On the other hand, we occasionally interact with patients who are interested in secondary gain. Secondary gain has been described as benefits that can be had by being ill or injured such as disability payments, more time off work, worker’s compensation settlements, opioid prescriptions, or even just sympathy and attention. From time to time we encounter patients who are malingering for secondary gain which can be frustrating as a therapist who is truly concerned with helping a patient meet their therapy goals. We are suspicious of malingering when there are unexplainable losses in range of motion from session to session, subjective reports of pain that do not match the clinical presentation of the patient or the typical presentation of a certain diagnosis, and with guarding during passive motion and special tests. Sometimes it can be beneficial to perform certain tests or assessments while distracting the patient in order to get a more realistic measurement. There are also validity tests that can be ordered by MD if malingering for secondary gain is suspected.
Often, our worker’s compensation patients have been working in physically demanding jobs for most if not all of their lives. Some patients may even have multiple jobs that the injury is keeping them from doing, creating added stress due to the economic burden of their injury. Most workers’ compensation paychecks are around 66% of their normal pay, and for someone who is living paycheck to paycheck, this could have extreme consequences on the patient and their families. These socioeconomic factors make it imperative that we do everything in our power as hand therapists to get our patients back to their jobs.
Return to Work Training
Lastly, it’s important to begin simulated return-to-work training as soon as precautions are lifted, and protocols allow. The best way to improve your skills at a specific task is to practice it. Thus, our clinic has equipment for work simulation allowing patients to begin work-related tasks in a controlled setting. Weighted boxes, tools, carts, pallets- the more occupation-based you can be in this phase of treatment the better. If a patient has a certain lifting requirement for their job, we try to get them lifting that much and potentially more in the clinic once healing allows. Sometimes, work conditioning is ordered by the treating physician which patients usually attend multiple times a week for roughly two hours of specific return-to-work training. For extra heavy job demands, they may be referred for work hardening, which is roughly 4 hours per visit, typically 5 days a week to best prepare the worker for return to the workplace.
Treating a new or unfamiliar population can be challenging- especially when there are different or additional considerations. If worker’s compensation is something you’re not experienced with, hopefully, this provided insight into the various considerations to best manage these cases and support the injured workers in their recovery and return to work.
Barron, C., Ring, D., Vranceanu, A. Psychosocial Aspects of Arm Health.

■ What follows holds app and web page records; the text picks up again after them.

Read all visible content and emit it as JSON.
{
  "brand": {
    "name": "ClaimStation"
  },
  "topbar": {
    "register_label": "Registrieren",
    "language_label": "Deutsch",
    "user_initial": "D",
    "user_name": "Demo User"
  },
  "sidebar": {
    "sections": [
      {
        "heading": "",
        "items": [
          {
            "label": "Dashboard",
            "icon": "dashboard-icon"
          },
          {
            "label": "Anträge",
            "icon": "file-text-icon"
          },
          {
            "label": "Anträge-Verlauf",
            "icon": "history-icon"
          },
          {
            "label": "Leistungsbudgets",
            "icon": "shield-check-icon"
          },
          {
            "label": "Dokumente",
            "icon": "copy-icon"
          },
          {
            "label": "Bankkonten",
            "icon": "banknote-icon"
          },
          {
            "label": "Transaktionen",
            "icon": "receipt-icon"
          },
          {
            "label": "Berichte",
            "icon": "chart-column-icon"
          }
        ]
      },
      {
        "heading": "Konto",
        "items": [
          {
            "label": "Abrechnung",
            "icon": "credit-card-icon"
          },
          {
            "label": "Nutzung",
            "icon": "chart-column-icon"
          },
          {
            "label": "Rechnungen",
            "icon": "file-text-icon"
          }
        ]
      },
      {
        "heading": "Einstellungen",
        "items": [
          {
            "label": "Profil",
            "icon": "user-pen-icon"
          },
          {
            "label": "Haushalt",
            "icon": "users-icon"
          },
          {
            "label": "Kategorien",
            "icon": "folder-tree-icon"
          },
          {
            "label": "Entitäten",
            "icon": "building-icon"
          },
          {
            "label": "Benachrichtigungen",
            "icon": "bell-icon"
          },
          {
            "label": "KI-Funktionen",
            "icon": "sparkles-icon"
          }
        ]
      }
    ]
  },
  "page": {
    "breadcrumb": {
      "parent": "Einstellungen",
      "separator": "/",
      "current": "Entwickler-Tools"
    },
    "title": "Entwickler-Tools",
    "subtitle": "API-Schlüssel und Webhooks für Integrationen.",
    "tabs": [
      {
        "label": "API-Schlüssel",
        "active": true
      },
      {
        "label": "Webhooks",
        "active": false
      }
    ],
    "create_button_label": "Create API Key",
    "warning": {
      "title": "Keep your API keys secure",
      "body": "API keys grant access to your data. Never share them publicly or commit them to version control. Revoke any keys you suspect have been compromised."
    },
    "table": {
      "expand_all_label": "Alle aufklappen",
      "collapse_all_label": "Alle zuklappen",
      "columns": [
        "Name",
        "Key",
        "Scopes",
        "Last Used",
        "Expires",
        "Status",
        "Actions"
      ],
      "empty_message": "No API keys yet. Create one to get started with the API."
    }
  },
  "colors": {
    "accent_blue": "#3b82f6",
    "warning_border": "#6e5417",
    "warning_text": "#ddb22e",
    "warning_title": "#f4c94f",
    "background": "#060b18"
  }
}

In: Skirvin, Osterman, Fedorczyk, Amadio, Feldscher, and Shin (eds). Rehabilitation of the Hand and Upper Extremity. 7th ed. Philadelphia: Elsevier, 2021, pp. 1694- 1703. Ch. 118